Johnson, 208 So.3d 843, 844 (Fla. 1st DCA 2017) (citing
Dombrowski ). For this reason, the scope of an
encounter is a limited one so that welfare checks don't
become investigative tools that circumvent the constitutional
protection against unreasonable searches and seizures.
See, e.g., State v. Fultz, 189 So.3d 155, 160 (Fla.
2d DCA 2016) (holding that police department "policy of
entering a home when they observe an open door and the
residents fail to answer their hail is constitutionally
troubling," noting that "[g]iven Central
Florida's temperate weather in November, an open door at
8:00 in the morning, without more, cannot justify a
warrantless entry based on a feared medical emergency or the
community caretaker function.").
issue in this case is whether officers exceeded the scope of
a permissible welfare check.
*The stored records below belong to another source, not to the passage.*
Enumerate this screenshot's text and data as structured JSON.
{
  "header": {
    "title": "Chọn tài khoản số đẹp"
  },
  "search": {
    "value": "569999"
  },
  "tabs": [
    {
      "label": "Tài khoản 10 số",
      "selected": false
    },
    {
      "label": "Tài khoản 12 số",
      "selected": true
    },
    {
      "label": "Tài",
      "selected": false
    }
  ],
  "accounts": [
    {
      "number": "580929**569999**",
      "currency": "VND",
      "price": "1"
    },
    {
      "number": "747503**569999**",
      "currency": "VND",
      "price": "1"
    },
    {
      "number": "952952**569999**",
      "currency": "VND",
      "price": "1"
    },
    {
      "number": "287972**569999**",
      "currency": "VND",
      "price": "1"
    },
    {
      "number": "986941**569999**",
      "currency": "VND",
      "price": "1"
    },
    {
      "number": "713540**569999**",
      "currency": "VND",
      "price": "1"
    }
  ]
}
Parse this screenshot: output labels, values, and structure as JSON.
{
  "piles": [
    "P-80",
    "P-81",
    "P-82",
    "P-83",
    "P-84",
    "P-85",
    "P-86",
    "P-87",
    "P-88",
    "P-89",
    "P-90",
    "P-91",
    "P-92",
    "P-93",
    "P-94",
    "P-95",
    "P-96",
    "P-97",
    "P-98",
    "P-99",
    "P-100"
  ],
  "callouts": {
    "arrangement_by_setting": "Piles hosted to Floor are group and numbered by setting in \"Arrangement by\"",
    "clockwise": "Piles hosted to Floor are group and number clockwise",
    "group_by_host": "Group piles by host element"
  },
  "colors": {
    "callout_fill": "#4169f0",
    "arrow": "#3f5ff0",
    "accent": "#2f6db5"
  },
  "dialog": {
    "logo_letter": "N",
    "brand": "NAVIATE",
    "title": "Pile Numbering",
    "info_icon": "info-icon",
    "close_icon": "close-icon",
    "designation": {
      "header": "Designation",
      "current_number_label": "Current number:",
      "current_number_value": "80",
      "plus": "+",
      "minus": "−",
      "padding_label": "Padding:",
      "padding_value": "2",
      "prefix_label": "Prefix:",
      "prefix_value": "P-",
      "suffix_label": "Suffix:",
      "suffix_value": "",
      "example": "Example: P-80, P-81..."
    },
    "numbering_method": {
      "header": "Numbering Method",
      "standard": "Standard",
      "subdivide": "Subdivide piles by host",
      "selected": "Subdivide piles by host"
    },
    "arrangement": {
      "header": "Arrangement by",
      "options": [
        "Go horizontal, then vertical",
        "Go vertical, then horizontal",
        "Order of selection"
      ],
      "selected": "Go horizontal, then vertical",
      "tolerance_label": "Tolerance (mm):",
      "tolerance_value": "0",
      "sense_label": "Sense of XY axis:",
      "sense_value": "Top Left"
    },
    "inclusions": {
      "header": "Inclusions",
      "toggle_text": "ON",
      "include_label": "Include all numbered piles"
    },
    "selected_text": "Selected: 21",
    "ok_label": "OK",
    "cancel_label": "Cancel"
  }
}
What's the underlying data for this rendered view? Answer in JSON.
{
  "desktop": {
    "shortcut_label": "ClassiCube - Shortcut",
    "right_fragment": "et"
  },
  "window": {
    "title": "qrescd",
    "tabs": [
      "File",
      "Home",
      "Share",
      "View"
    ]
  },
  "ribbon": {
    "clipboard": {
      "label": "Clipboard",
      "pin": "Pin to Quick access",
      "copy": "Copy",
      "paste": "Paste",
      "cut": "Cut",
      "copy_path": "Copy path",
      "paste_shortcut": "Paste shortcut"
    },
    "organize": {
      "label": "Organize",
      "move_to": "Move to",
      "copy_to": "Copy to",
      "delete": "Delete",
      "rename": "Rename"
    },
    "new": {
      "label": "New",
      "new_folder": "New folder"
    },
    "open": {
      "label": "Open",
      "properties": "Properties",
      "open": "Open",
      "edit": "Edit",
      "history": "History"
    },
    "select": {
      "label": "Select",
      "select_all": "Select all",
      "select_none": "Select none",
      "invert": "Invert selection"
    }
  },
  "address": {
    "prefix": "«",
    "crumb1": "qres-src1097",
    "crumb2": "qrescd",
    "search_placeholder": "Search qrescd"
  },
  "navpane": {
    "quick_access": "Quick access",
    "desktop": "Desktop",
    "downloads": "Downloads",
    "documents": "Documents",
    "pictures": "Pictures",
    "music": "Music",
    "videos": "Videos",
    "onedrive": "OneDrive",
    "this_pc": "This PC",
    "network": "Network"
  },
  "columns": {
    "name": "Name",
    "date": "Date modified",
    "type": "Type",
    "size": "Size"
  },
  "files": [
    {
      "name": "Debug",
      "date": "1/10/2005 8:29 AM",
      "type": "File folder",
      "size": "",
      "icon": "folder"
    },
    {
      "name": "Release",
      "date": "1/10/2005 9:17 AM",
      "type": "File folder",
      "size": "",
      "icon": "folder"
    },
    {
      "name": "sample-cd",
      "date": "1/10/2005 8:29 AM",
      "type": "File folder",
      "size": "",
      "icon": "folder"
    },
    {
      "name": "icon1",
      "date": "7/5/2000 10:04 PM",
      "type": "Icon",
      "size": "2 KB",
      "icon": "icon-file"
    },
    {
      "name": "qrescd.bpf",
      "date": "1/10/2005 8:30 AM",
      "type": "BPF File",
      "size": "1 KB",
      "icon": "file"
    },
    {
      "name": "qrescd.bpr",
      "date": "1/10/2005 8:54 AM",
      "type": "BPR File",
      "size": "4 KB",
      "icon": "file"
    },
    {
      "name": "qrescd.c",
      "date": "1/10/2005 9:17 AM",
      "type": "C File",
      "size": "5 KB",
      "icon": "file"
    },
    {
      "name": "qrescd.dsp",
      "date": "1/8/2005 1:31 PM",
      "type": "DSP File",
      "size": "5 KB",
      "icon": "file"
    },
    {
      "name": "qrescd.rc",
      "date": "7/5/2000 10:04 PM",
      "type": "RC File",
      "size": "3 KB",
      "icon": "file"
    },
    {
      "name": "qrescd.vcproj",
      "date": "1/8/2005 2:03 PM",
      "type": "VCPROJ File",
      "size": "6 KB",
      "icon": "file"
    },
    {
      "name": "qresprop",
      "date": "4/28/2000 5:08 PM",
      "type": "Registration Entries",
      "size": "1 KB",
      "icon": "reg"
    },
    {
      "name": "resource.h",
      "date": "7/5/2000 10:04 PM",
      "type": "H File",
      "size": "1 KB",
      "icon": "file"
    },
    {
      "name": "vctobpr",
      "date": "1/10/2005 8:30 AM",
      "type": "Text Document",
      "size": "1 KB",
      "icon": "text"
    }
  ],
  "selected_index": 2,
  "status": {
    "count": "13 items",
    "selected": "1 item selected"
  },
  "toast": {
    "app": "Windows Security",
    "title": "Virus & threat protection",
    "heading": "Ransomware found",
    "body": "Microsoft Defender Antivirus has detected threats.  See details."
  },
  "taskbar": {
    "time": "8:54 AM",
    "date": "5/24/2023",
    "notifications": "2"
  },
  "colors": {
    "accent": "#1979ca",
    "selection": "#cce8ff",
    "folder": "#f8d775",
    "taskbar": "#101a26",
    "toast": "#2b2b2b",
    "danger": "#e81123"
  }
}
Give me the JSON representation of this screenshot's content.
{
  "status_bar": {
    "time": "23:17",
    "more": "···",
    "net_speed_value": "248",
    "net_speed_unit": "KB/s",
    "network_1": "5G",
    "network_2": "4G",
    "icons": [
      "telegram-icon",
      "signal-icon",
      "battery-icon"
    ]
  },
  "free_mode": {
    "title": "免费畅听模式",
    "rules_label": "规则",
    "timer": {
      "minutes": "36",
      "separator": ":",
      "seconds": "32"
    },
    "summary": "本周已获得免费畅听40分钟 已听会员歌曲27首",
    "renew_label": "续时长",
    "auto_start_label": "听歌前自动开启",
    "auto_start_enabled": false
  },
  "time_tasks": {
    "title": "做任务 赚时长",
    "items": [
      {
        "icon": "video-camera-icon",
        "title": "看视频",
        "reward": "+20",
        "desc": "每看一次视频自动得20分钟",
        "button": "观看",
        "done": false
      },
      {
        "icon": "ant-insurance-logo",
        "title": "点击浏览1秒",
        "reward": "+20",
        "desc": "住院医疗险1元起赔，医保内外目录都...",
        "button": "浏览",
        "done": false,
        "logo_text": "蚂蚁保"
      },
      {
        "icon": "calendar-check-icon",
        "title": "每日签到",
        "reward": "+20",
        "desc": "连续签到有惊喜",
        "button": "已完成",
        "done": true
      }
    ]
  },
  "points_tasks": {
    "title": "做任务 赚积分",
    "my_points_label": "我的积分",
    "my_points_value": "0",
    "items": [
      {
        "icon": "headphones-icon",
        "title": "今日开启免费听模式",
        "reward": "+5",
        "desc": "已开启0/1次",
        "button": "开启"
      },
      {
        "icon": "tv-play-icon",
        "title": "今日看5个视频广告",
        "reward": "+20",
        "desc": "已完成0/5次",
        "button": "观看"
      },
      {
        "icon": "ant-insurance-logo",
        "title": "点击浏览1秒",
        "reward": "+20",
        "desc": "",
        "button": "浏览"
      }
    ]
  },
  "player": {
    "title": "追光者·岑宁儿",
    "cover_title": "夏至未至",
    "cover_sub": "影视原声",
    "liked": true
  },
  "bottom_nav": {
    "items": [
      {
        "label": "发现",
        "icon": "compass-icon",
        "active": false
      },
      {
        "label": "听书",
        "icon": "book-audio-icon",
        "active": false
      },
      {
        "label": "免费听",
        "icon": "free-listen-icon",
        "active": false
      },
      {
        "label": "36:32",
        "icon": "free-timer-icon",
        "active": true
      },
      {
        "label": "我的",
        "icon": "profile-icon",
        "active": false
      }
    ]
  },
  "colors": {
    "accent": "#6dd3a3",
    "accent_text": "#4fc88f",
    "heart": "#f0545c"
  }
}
Responding to a 911 dispatch,
the first officer arrived at the bank parking lot around
10:20 a.m. on a Saturday morning, observing a male in the
driver's seat and a female in the passenger
seat of a running car, both apparently sleeping, the former
in a reclining position. After the officer knocked on the
driver's side window a few times, the male, Michael Jason
Brumelow, was roused (he "kind of opened his eyes and
looked at me") and began talking with the officer who
tried to get him to wake up the female in the passenger seat,
which Brumelow was unable to do. At that point, the officer
asked Brumelow to open the window and door and turn off the
car, which he did. When the door opened, the officer smelled
a marijuana odor, but did not act on it until after both
passengers were removed from the car and a search was then
conducted that led to the discovery of illegal drugs in
Brumelow's pockets and in the car.
trial court concluded that the officer's actions in
demanding that Brumelow turn off the car and open its window
and door violated the limited scope of a welfare check as to
Brumelow. The trial court reasoned that after the officer
succeeded in awakening Brumelow the "need for a welfare
check had been eliminated." It stated that "[n]o
evidence was presented to suggest that at the time of her
directive" to Brumelow that the officer "had a
reasonable belief that [Brumelow] or his passenger were
either intoxicated or experiencing medical problems."
Indeed, the officer testified that she saw no suspicious or
criminal activity. The trial court thereby concluded that the
officer's directive to Brumelow to turn off the car and
open its window and door "elevated the encounter to an
investigatory stop without any suspicion that criminal
activity had been committed, was being committed, or was
about to be committed." For that reason, Brumelow's
motion to suppress the evidence found in the subsequent
searches was granted. See, e.g., Greider v. State,977 So.2d 789, 794 (Fla. 2d DCA ...